Ernie Els was denied by Vijay Singh and most famously by Phil Mickelson in 2004. But when it comes to Masters mishaps, Norman is the daddy of them all.
He already had two seconds, two thirds and a fourth-place finish on his record when he took a six-stroke lead over Nick Faldo into the 1996 Masters. At last, he was about to win the coveted green jacket, the first Australian to do so.
As the late Observer golf writer Peter Dobereiner told him jocosely on Saturday evening: “Even you can’t fuck this up from here, Greg.”
But he could. As Faldo shot a clinical 67, Norman slumped to a 78 to finish five behind the Englishman.
It was little wonder then that Norman was one of the first people to call McIlroy in the days following his 2011 meltdown.
“He knew more than anyone else how I was feeling at that point,” McIlroy recalled before going on to crush the opposition in the US Open at Congressional. “And he said a couple of things to me that I found very useful and sort of put into practice… like to create this little bubble around yourself and don’t let any of the outside interference come into that.”
The Great White Shark also had chances to win the Masters in 1981, ’86 and ’87 but walked away empty-handed each time. He had nine top six finishes — including threerunner-ups— and yet he insists he loses no time crying over what might have been.
Do the bad days pop into his head from time to time?
“Absolutely. But only when you guys ask me questions about it,” he joked.
“I don’t wake up in the morning and go, ‘oh shit, 1996’.
“Believe it or not, I don’t have any pain. I had disappointment with myself for 1996 but the one that people really don’t talk about is ’81.
“I was leading the golf tournament after 36 holes and I was so naive, such a rookie that if the right one or two people were around me that Saturday morning or Sunday morning, it might have been different.
“I finished fourth behind Tom Watson in the end but I needed advice because I was so naive, so raw. My golf skill I didn’t doubt one bit. I had the confidence oozing out of my body.”

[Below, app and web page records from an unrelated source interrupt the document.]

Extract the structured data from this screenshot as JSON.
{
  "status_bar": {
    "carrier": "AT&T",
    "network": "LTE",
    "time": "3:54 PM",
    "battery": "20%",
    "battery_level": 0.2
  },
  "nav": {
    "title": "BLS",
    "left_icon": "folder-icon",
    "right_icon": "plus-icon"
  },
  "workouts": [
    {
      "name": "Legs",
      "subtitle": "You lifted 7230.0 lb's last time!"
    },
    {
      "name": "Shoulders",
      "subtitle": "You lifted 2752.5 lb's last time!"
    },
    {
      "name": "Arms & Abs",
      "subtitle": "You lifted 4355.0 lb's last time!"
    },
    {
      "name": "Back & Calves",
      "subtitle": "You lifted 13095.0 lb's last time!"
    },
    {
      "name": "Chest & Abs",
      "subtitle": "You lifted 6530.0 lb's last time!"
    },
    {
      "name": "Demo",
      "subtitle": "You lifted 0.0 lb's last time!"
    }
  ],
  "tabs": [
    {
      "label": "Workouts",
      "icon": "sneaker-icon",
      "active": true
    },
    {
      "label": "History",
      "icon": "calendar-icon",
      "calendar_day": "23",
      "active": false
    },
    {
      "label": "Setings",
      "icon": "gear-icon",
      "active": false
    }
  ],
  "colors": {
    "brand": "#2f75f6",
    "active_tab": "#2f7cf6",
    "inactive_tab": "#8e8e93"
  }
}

McIlroy heeded Norman’s advice from 2011 and is now a far more focused and slightly more inaccessible figure, especially during Majors.
It appears to be only a matter of time before be finally puts four rounds together at Augusta but, as Norman knows, there are no guarantees.
“Well, Rory has got time on his side. You could easily make the statement that he will win the Masters. But that has been said about Ernie Els and myself and Tom Weiskopf. You can go down the list a long ways. Johnny Miller.
“So everybody said, those guys will win. Time will tell.”
Norman is impressed by the way McIlroy came back that time and again this year following the Holywood star’s much-publicised 2013 troubles. But his heartbreaking moments weren’t just limited to Augusta National and if McIlroy keeps contending for Majors, his disappointments will also mount.
“It’s going to happen again,” Norman said. “It’s happened to Nicklaus, Palmer, it’s happened to every player who plays the game in the upper echelon. It will always happen.
“Not everything is going to go your way. It depends on how you react to whatever that situation was.
“It’s not about the negative but about how you are going to go forward. Look at Adam Scott — from Lytham to Augusta. In a matter of 10 months, he just turned it all around.”
It appears written that McIlroy will turn it all around at Augusta some day. Will it be this year? Maybe.
All Norman knows is that there are no guarantees. Even for the Chosen One.